Over the years, while BoS costs have reduced to some extent, the segment is yet to witness a significant cost reduction. The installation process requires a number of different participants, including developers, installers, property owners, governmental entities, financiers, utilities, labour, etc. Hence, reducing costs at various levels, which can be challenging. In addition, the costs incurred and participants vary according to the type of system, customer and regulatory regime.
Another major challenge is the lack of a complete value chain in solar equipment manufacturing. India still depends heavily on imported equipment and raw materials, and does not have an indigenous manufacturing set-up for BoS components. Therefore, economies of scale are difficult to achieve. Competition levels in the solar BoS space are also increasing with the entry of a number of domestic and international players. Indian manufacturers face stiff competition from foreign players, who have ventured into India following the announcement of large capacity addition targets by the government. This is most likely to further drive down costs.
With solar tariffs falling continuously, developers are putting pressure on equipment suppliers to cut costs and remain competitive in the price market. Going forward, the fall in solar development costs is clearly expected to come from components other than solar panels. In fact, industry stakeholders are of the opinion that the cost of solar panels may actually rise in the future.

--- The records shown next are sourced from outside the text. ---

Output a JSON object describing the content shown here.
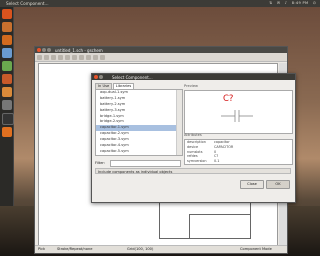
{
  "desktop_panel": {
    "title": "Select Component...",
    "tray": [
      "8:49 PM"
    ]
  },
  "main_window": {
    "title": "untitled_1.sch - gschem",
    "status": {
      "left": "Pick",
      "middle": "Stroke/Repeat/none",
      "right_a": "Grid(100, 100)",
      "right_b": "Component Mode"
    }
  },
  "dialog": {
    "title": "Select Component...",
    "tabs": [
      "In Use",
      "Libraries"
    ],
    "list_items": [
      "aop-dual-1.sym",
      "battery-1.sym",
      "battery-2.sym",
      "battery-3.sym",
      "bridge-1.sym",
      "bridge-2.sym",
      "capacitor-1.sym",
      "capacitor-2.sym",
      "capacitor-3.sym",
      "capacitor-4.sym",
      "capacitor-5.sym"
    ],
    "selected_index": 6,
    "filter_label": "Filter:",
    "filter_value": "",
    "preview_label": "Preview",
    "preview_refdes": "C?",
    "attributes_label": "Attributes",
    "attributes": [
      {
        "name": "description",
        "value": "capacitor"
      },
      {
        "name": "device",
        "value": "CAPACITOR"
      },
      {
        "name": "numslots",
        "value": "0"
      },
      {
        "name": "refdes",
        "value": "C?"
      },
      {
        "name": "symversion",
        "value": "0.1"
      }
    ],
    "option_label": "Include components as individual objects",
    "buttons": {
      "close": "Close",
      "ok": "OK"
    }
  },
  "colors": {
    "panel": "#3c3b37",
    "selection": "#a8c0e0",
    "refdes_red": "#d41414",
    "launcher_accent": "#e07020"
  },
  "launcher_icons": [
    "ubuntu-logo-icon",
    "files-icon",
    "firefox-icon",
    "writer-icon",
    "calc-icon",
    "impress-icon",
    "software-center-icon",
    "settings-icon",
    "terminal-icon",
    "gschem-icon",
    "trash-icon"
  ]
}
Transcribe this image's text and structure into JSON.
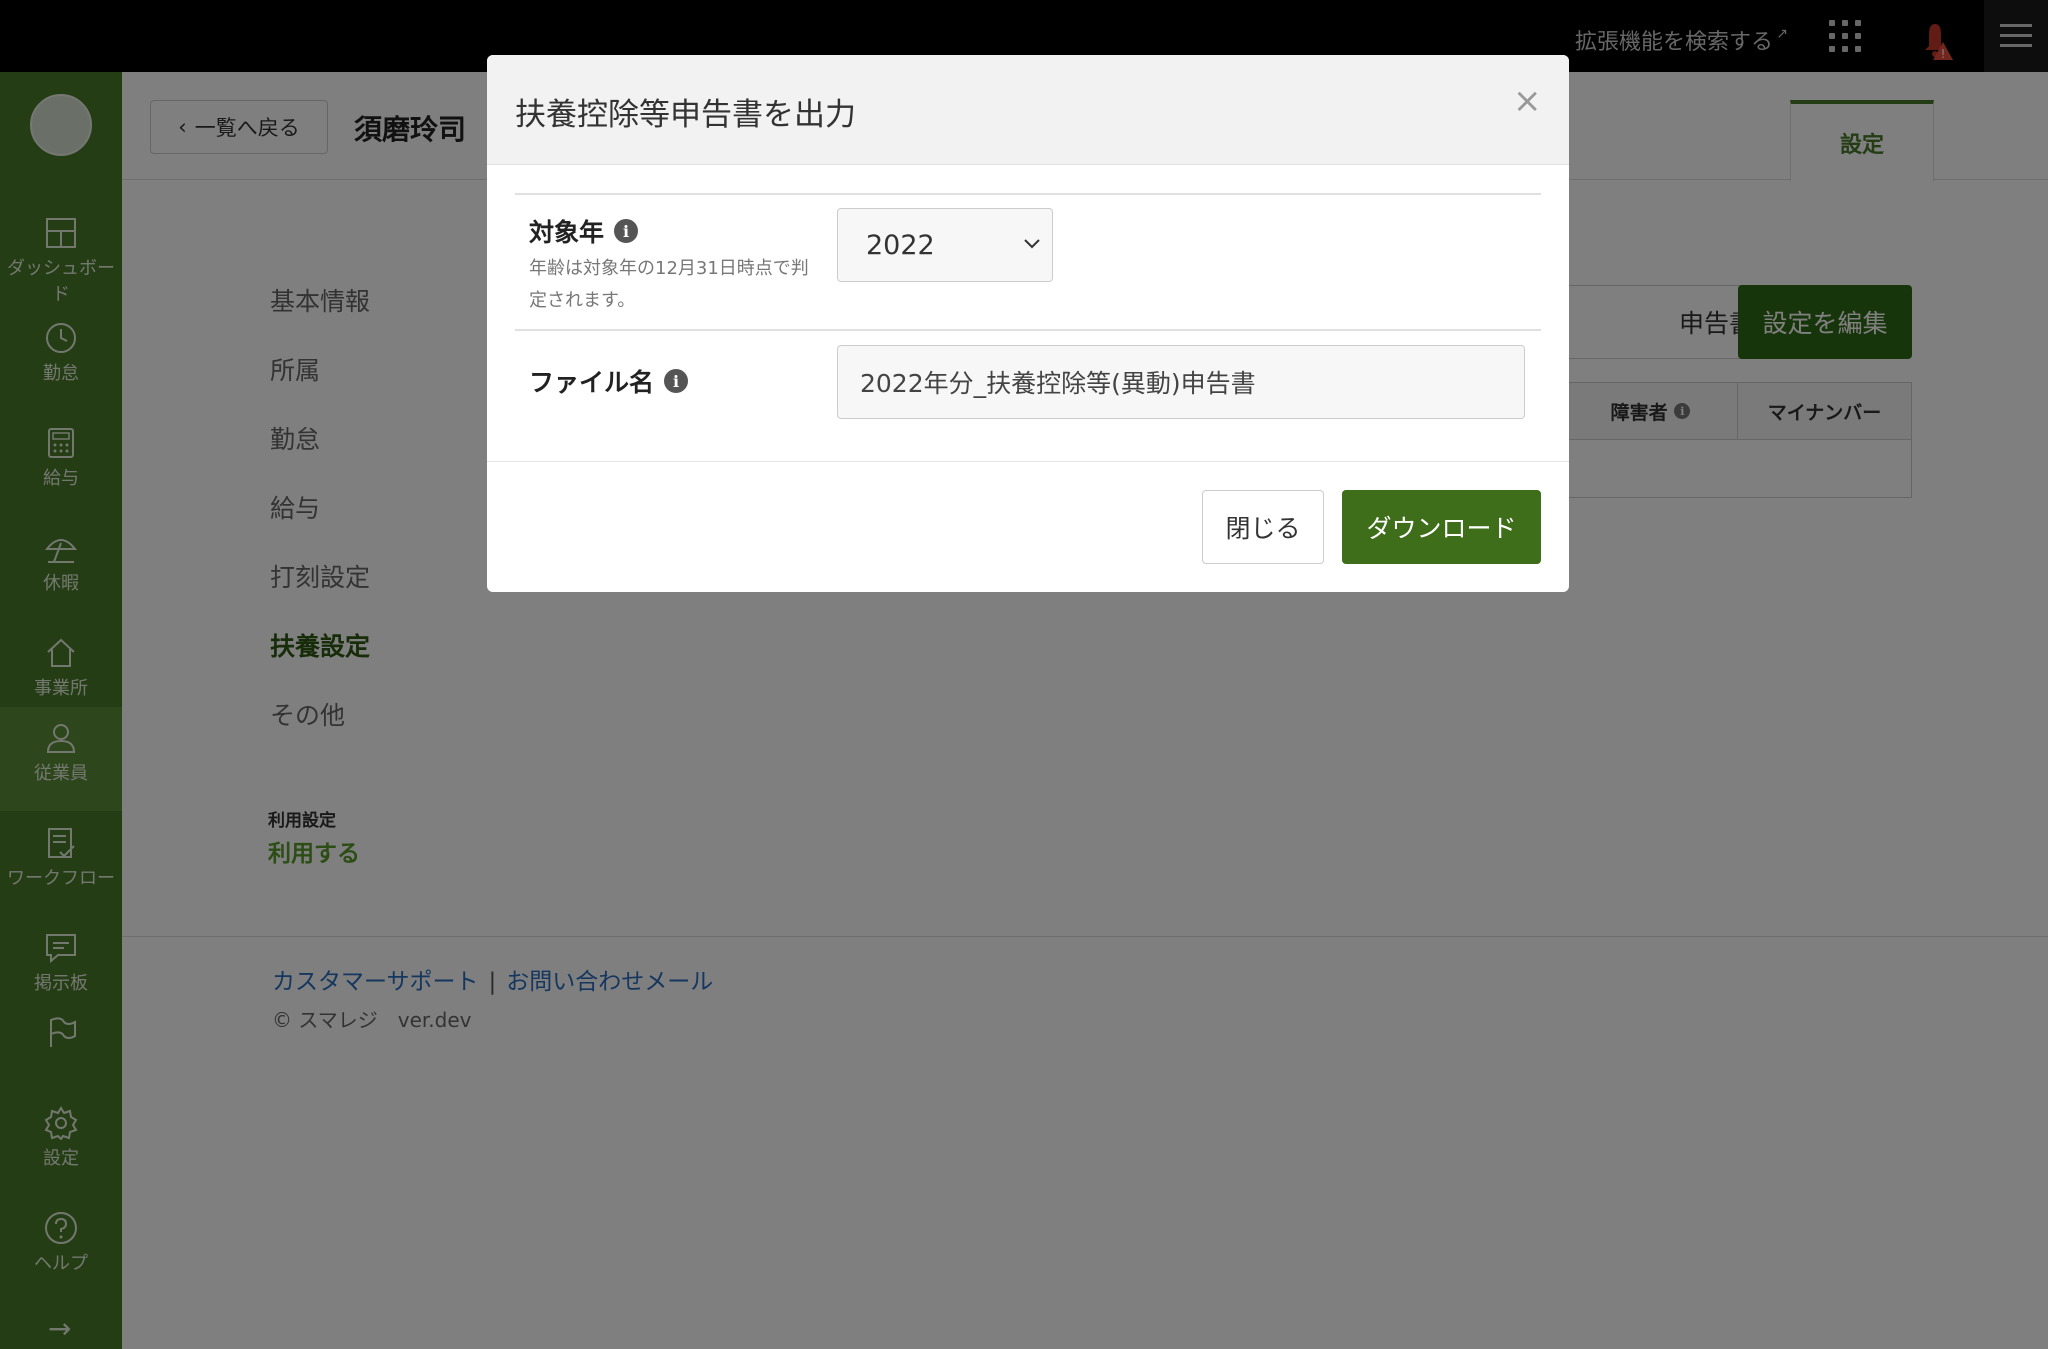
{
  "topbar": {
    "extension_link": "拡張機能を検索する",
    "external_icon": "external-link-icon",
    "apps_icon": "grid-icon",
    "bell_icon": "bell-alert-icon",
    "menu_icon": "hamburger-icon"
  },
  "sidebar": {
    "items": [
      {
        "label": "ダッシュボード",
        "icon": "dashboard-icon"
      },
      {
        "label": "勤怠",
        "icon": "clock-icon"
      },
      {
        "label": "給与",
        "icon": "calculator-icon"
      },
      {
        "label": "休暇",
        "icon": "umbrella-icon"
      },
      {
        "label": "事業所",
        "icon": "home-icon"
      },
      {
        "label": "従業員",
        "icon": "person-icon"
      },
      {
        "label": "ワークフロー",
        "icon": "checklist-icon"
      },
      {
        "label": "掲示板",
        "icon": "chat-icon"
      },
      {
        "label": "",
        "icon": "flag-icon"
      },
      {
        "label": "設定",
        "icon": "gear-icon"
      },
      {
        "label": "ヘルプ",
        "icon": "help-icon"
      }
    ],
    "active_index": 5,
    "expand_icon": "arrow-right-icon"
  },
  "header": {
    "back_label": "一覧へ戻る",
    "employee_name": "須磨玲司",
    "settings_tab": "設定"
  },
  "section_nav": [
    "基本情報",
    "所属",
    "勤怠",
    "給与",
    "打刻設定",
    "扶養設定",
    "その他"
  ],
  "usage": {
    "label": "利用設定",
    "value": "利用する"
  },
  "actions": {
    "export_label": "申告書を出力",
    "edit_label": "設定を編集"
  },
  "table": {
    "headers": [
      "障害者",
      "マイナンバー"
    ]
  },
  "footer": {
    "support_link": "カスタマーサポート",
    "separator": "|",
    "mail_link": "お問い合わせメール",
    "copyright": "© スマレジ　ver.dev"
  },
  "modal": {
    "title": "扶養控除等申告書を出力",
    "close_symbol": "×",
    "year_label": "対象年",
    "year_hint": "年齢は対象年の12月31日時点で判定されます。",
    "year_value": "2022",
    "filename_label": "ファイル名",
    "filename_value": "2022年分_扶養控除等(異動)申告書",
    "close_button": "閉じる",
    "download_button": "ダウンロード",
    "info_symbol": "i"
  },
  "colors": {
    "brand_green": "#4a7a2a",
    "button_green": "#3f6e1a",
    "link_blue": "#2a6fbf",
    "usage_green": "#5b9b2f"
  }
}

In sum, the demand outlook for BoS component suppliers is very strong. Driven by government programmes, the total installed solar PV capacity has crossed 10 GW and a further 10-12 GW of new solar capacity is expected to come online in the next two years. Since about one-third of the cost of a solar project is for BoS, future capacity addition presents a significant opportunity for companies operating in this space.
Going forward, BoS components are expected to remain the focus of the cost reduction efforts in the segment. The industry can no longer depend on a single component for reducing costs and thus needs to focus on a combination of components. In addition, improvements in customisation, optimisation, software, system design and processes are likely to drive PV performance while reducing costs.
Based on presentations by Shilpi Dangi, Head, Design and Engineering, Gensol Engineering; Monika Rathi, Head, Business Development, Products, Mahindra Susten; Shailesh Vaidya, Chief Executive Office, Scorpius Trackers; and Rajan Sharma, Manager, Business Development, Archtech Solar India